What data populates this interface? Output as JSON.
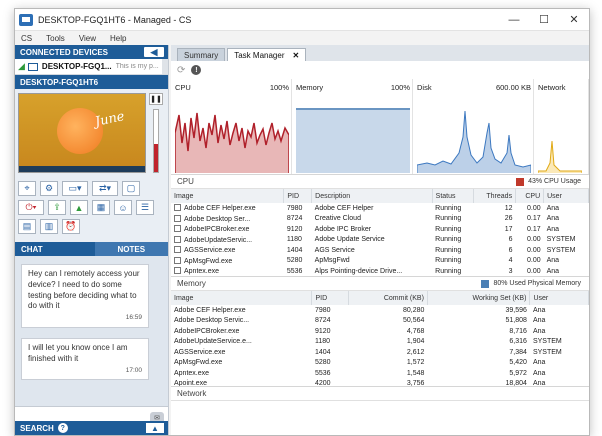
{
  "window": {
    "title": "DESKTOP-FGQ1HT6 - Managed - CS",
    "controls": [
      "—",
      "☐",
      "✕"
    ]
  },
  "menu": [
    "CS",
    "Tools",
    "View",
    "Help"
  ],
  "left": {
    "connected_header": "CONNECTED DEVICES",
    "device_name": "DESKTOP-FGQ1...",
    "device_message": "This is my p...",
    "selected_header": "DESKTOP-FGQ1HT6",
    "thumbnail_text": "June",
    "audio_level": 0.45,
    "chat_tab": "CHAT",
    "notes_tab": "NOTES",
    "messages": [
      {
        "text": "Hey can I remotely access your device? I need to do some testing before deciding what to do with it",
        "time": "16:59"
      },
      {
        "text": "I will let you know once I am finished with it",
        "time": "17:00"
      }
    ],
    "search_header": "SEARCH"
  },
  "tabs": [
    {
      "label": "Summary"
    },
    {
      "label": "Task Manager"
    }
  ],
  "graphs": {
    "cpu": {
      "label": "CPU",
      "max": "100%"
    },
    "memory": {
      "label": "Memory",
      "max": "100%"
    },
    "disk": {
      "label": "Disk",
      "max": "600.00 KB"
    },
    "network": {
      "label": "Network",
      "max": ""
    }
  },
  "cpu_section": {
    "title": "CPU",
    "legend": "43% CPU Usage",
    "color": "#c0392b",
    "columns": [
      "Image",
      "PID",
      "Description",
      "Status",
      "Threads",
      "CPU",
      "User"
    ],
    "rows": [
      [
        "Adobe CEF Helper.exe",
        "7980",
        "Adobe CEF Helper",
        "Running",
        "12",
        "0.00",
        "Ana"
      ],
      [
        "Adobe Desktop Ser...",
        "8724",
        "Creative Cloud",
        "Running",
        "26",
        "0.17",
        "Ana"
      ],
      [
        "AdobeIPCBroker.exe",
        "9120",
        "Adobe IPC Broker",
        "Running",
        "17",
        "0.17",
        "Ana"
      ],
      [
        "AdobeUpdateServic...",
        "1180",
        "Adobe Update Service",
        "Running",
        "6",
        "0.00",
        "SYSTEM"
      ],
      [
        "AGSService.exe",
        "1404",
        "AGS Service",
        "Running",
        "6",
        "0.00",
        "SYSTEM"
      ],
      [
        "ApMsgFwd.exe",
        "5280",
        "ApMsgFwd",
        "Running",
        "4",
        "0.00",
        "Ana"
      ],
      [
        "Apntex.exe",
        "5536",
        "Alps Pointing-device Drive...",
        "Running",
        "3",
        "0.00",
        "Ana"
      ],
      [
        "Apoint.exe",
        "4200",
        "Alps Pointing-device Drive...",
        "Running",
        "3",
        "0.00",
        "Ana"
      ]
    ]
  },
  "memory_section": {
    "title": "Memory",
    "legend": "80% Used Physical Memory",
    "color": "#4a7fb5",
    "columns": [
      "Image",
      "PID",
      "Commit (KB)",
      "Working Set (KB)",
      "User"
    ],
    "rows": [
      [
        "Adobe CEF Helper.exe",
        "7980",
        "80,280",
        "39,596",
        "Ana"
      ],
      [
        "Adobe Desktop Servic...",
        "8724",
        "50,564",
        "51,808",
        "Ana"
      ],
      [
        "AdobeIPCBroker.exe",
        "9120",
        "4,768",
        "8,716",
        "Ana"
      ],
      [
        "AdobeUpdateService.e...",
        "1180",
        "1,904",
        "6,316",
        "SYSTEM"
      ],
      [
        "AGSService.exe",
        "1404",
        "2,612",
        "7,384",
        "SYSTEM"
      ],
      [
        "ApMsgFwd.exe",
        "5280",
        "1,572",
        "5,420",
        "Ana"
      ],
      [
        "Apntex.exe",
        "5536",
        "1,548",
        "5,972",
        "Ana"
      ],
      [
        "Apoint.exe",
        "4200",
        "3,756",
        "18,804",
        "Ana"
      ]
    ]
  },
  "network_section": {
    "title": "Network"
  }
}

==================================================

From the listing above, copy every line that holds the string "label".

      "label": "Summary"
      "label": "Task Manager"
      "label": "CPU",
      "label": "Memory",
      "label": "Disk",
      "label": "Network",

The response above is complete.